The nice thing about hands (and arms and legs): They're the only parts of your own body you can clearly see without a mirror. I often spend a few minutes sketching my own hand when I'm waiting for a class to start. It's good practice, and it helps avoid a. boredom b. noticing too much that the student directly behind and to the left of me is using the seat in front of him as a footrest, and isn't wearing shoes, and stockinged stranger feet are less than a yard away from my person and social conventions prevent me from doing anything about the nasty feet nasty gross-*
Perhaps you are thinking 'practice is a tip that took you all of ten seconds to think of' or 'I already knew practice leads to improvement' or 'I have art I need to post right now, and the hands look awful.' Okay, so, first off, they look more awful to you than to anyone else, because when you see your own art you're comparing it to an ideal image in your head. An outside viewer hasn't seen your picture anywhere else (unless you stole it, and in that case this post won't help you) and doesn't know if it fell short of what you were trying to create. So it's not as bad as you think.
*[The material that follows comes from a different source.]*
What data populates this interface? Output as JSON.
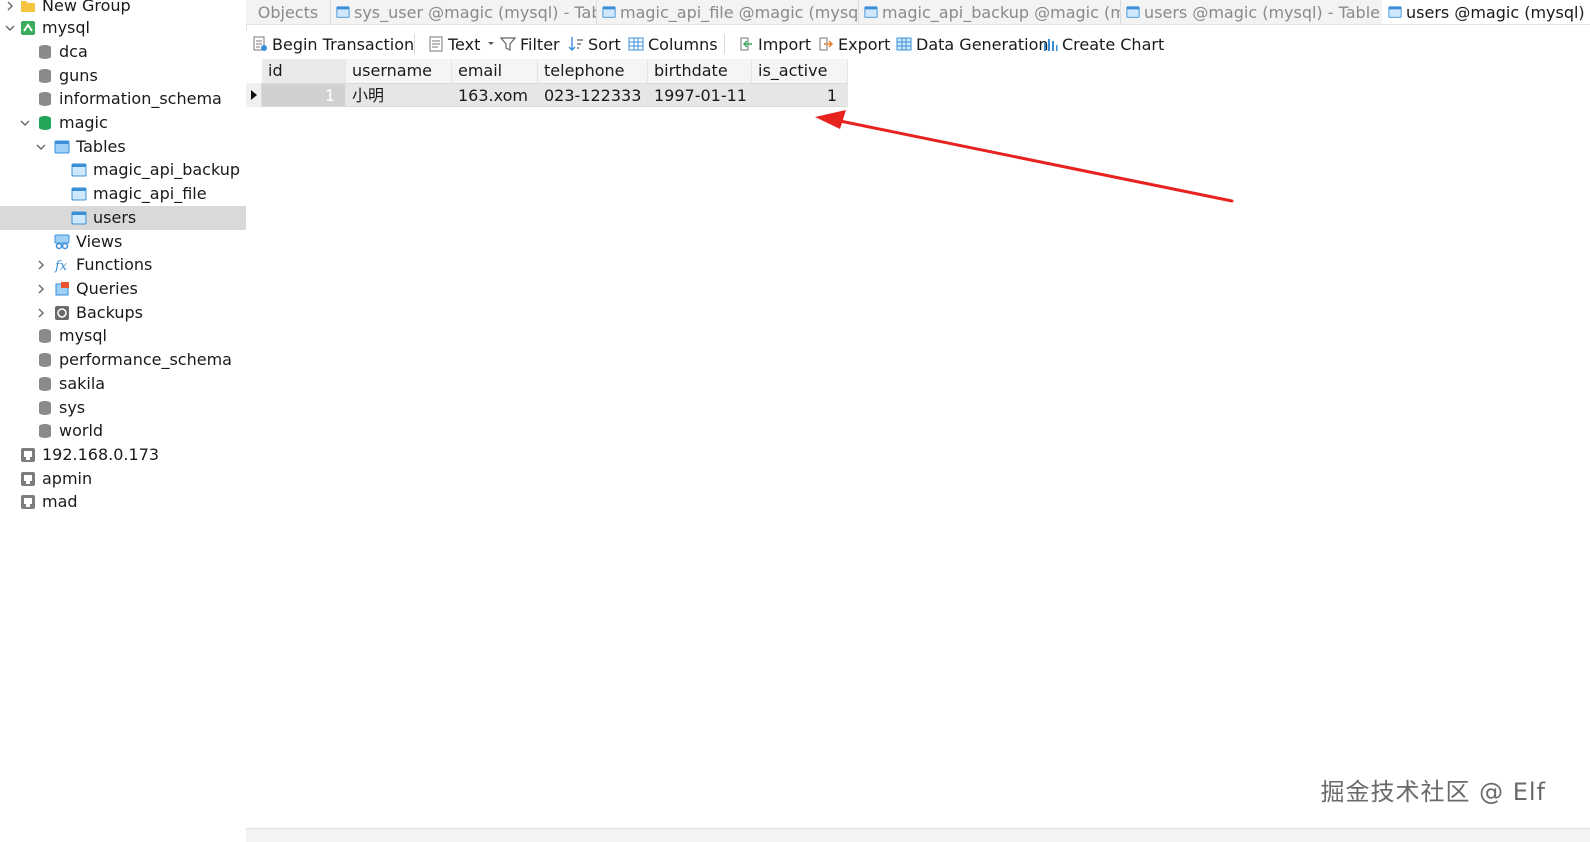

Second:
2. Basic construction of a hand
If you draw a lot, I'm sure you already have a method for building the hand, but everyone has slightly different ways of constructing things. I always find it helpful to see how someone else does it, whether I want to steal try out their method or not. Here's how I build the hand.
Hands are CONSTANTLY changing shape, which is a big part of why they're so hard. I use different construction shapes for them depending on what they're doing. Like so:
A special note on fists: It is easier to draw a fist with the fingers wrapped around the thumb, because what is the DEAL with thumbs. However, if you punch something or someone with your thumb inside your fist, you run a risk of breaking your thumb. A character who is experienced at punching would know this. A n00b character might not know it, and you can torture said character by making them punch the wrong way and break their thumb. Wait, I meant to say that a character who fights a lot has more credibility if drawn with the thumb outside the fist.
So basically, I use a sort of shield shape for the palm and then what happens to the fingers depends on what they're doing. If the hand is kind of just sitting there I'll draw the whole thing as a solid shape and add finger lines because, you know. I'm wild and crazy and all that.
3. Some ways to stylize hands
There are infinite ways to do it and you'll probably invent your own if you draw enough. Here are just a few examples for the curious. I invented none of them.
I think Mickey Mouse's white gloves have something to do with how animation was done in the 1920s when Mickey was born. Nowadays, there's no reason to give a cartoon character permanent big white gloves like that unless you're being intentionally retro. I tried to find out why exactly he has the gloves and couldn't find anything that looked trustworthy, but I did find a Wikipedia article on the Power Glove. Now, that would be an interesting thing to put in a character design...
The middle and ring fingers are often kept next to each other and used as if they're one finger, particularly in Disney movies. It's a way to keep some of the simplification of a four-fingered hand without drawing something as cartoony as a four-fingered hand.
Oh, and fingernails are often ommitted. I... never draw fingernails.
When the wrist is straight, this is all you see.
A slight flaring out betwen the heel of the hand and the forearm. You don't even have to draw it if you're doing a stylized drawing, I assure you no one will notice. (Except for me, now that I've spent an hour pondering wrists).
(I don't know why they turned out different sizes like that)
Back-and-forth, the wrist has about 180 degrees of motion. I tried turning my wrist to the side and it kept stopping at seemingly random places, so I'll leave that for other artists to figure out.
Well, I'm nearing my 1,000-word limit and I think this is the end of what I actually know about drawing hands as opposed to what I think sounds plausible about drawing hands, so I'll leave you with this cool image I accidentally found when I was looking up references- oh, and here's a real tutorial by a more experienced artist.
* I know what you're thinking. 'Sketch the feet!' No. No. No. No. No. Well- no.